FAQ

1. How do home school students do on standardized tests when compared to their public school counterparts?

Answer: Every year for 20 years in a row, Arkansas home school students have outperformed their public school counterparts on standardized tests.

2. Are home school standardized test scores made available to anyone other than the child’s parents?

Answer: Parents are the only ones who are supposed to receive personally identifiable data regarding their child’s home school test. The Arkansas Department of Education does collect data on home schoolers as a group for statistical purposes only.

Academics

1. Can home school students take courses at the local public school?

Answer: Home school students are allowed to take academic courses at the local public school if the local school board approves it. Most public schools in Arkansas make no provision for home school students to take classes at the public school.

2. Can home school students take courses at a private school?

Answer: Yes. If the private school approves it.

3. Can home school students participate in regional science fairs, orchestra and voice competitions, spelling bees, and other similar competitions?

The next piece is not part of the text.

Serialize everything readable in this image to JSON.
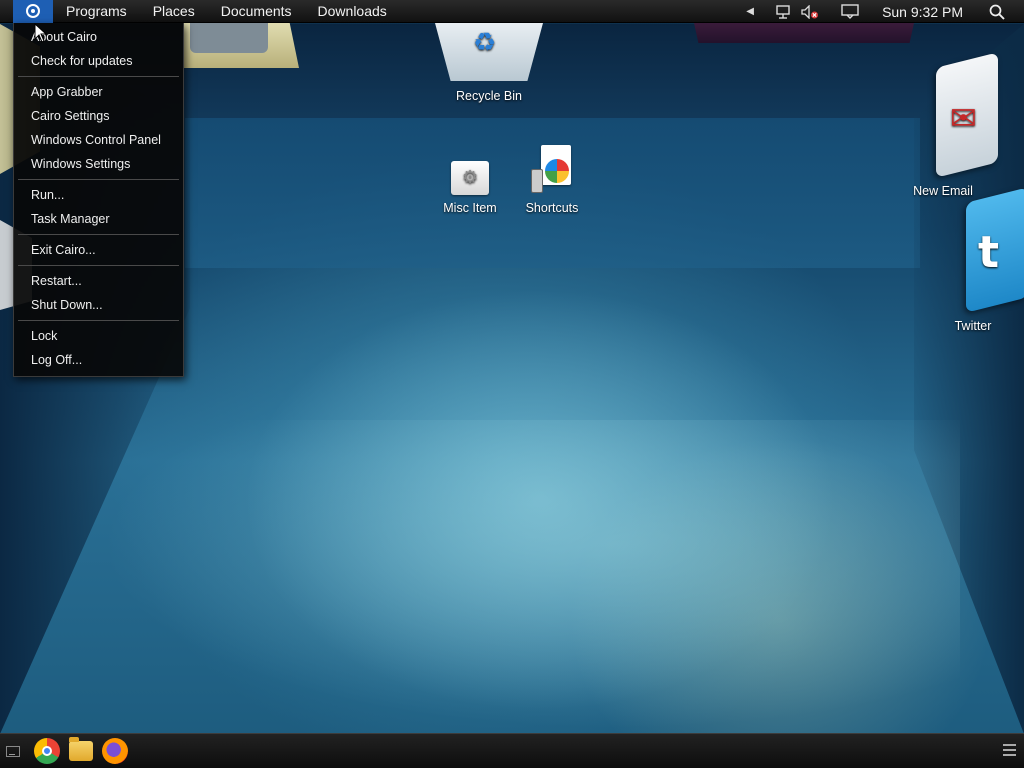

Answer: The organization(s) sponsoring these events establish(es) the rules regarding who can participate in these competitions. If the competition is sponsored or sanctioned by the Arkansas Activities Association, they only allow home school students to compete in “academic” competitions. This means that home school students can enter science fair competitions that are sanctioned by AAA, but not orchestra or sports related competitions that AAA sanctions.

Sports and Extracurricular Activities

1. What opportunities for extracurricular activities exist for home schoolers?

Answer:

Act 1469 of 2013 allows home schoolers to try out for extracurricular activities at their local public school.

This law requires a school let home schooled students try out or sign up for extracurricular activities if the students demonstrate academic eligibility; requires students be present at school for no more than one class period–which many extracurricular activities might require anyway; sets standards by which home schooled students participating in extracurricular activities meet and maintain participation eligibility.  A copy of the law is under the “Free Info” tab on our tool bar.

 

Schedule

1. When can a home school student drop out of school?

Answer: Like students and public and private schools, home school students must remain in school until their 18th birthday or until they graduate from high school.

2. Can home school students work during the day?

Answer: Yes. There are no state requirements regarding when a home school student must attend classes.

3. Can home school students take holidays at times that are different from public schools?

Answer: Yes. Many home school families conduct school year round and enjoy taking holidays at times when other students are in school.

Other Questions

1. Can public school superintendents encourage their “undesirable” students to leave public school and begin home schooling?

Answer: Yes

2. Can home school children be out of the home during normal school hours?

Answer: Little Rock and some other cities may have a daytime curfews for children. These do not apply if they are accompanied by a parent or if they have legitimate business such as a teenager on his or her way to or from work. Otherwise, there is nothing illegal about home school children being outside during the day. Allowing home school children to roam the neighborhood during normal school hours may provide anyone who does not approve of home schooling with a reason to contact authorities.

3. How many home school students are there in Arkansas?

Answer: The number of home school students increases each year. At the end of the 2004 school year, over 13,000 students were enrolled in Arkansas home schools.

4. If I stop home schooling, do I have to report this to my local school district?

Answer: No

Page 3 of 3 | Previous page

Leave a comment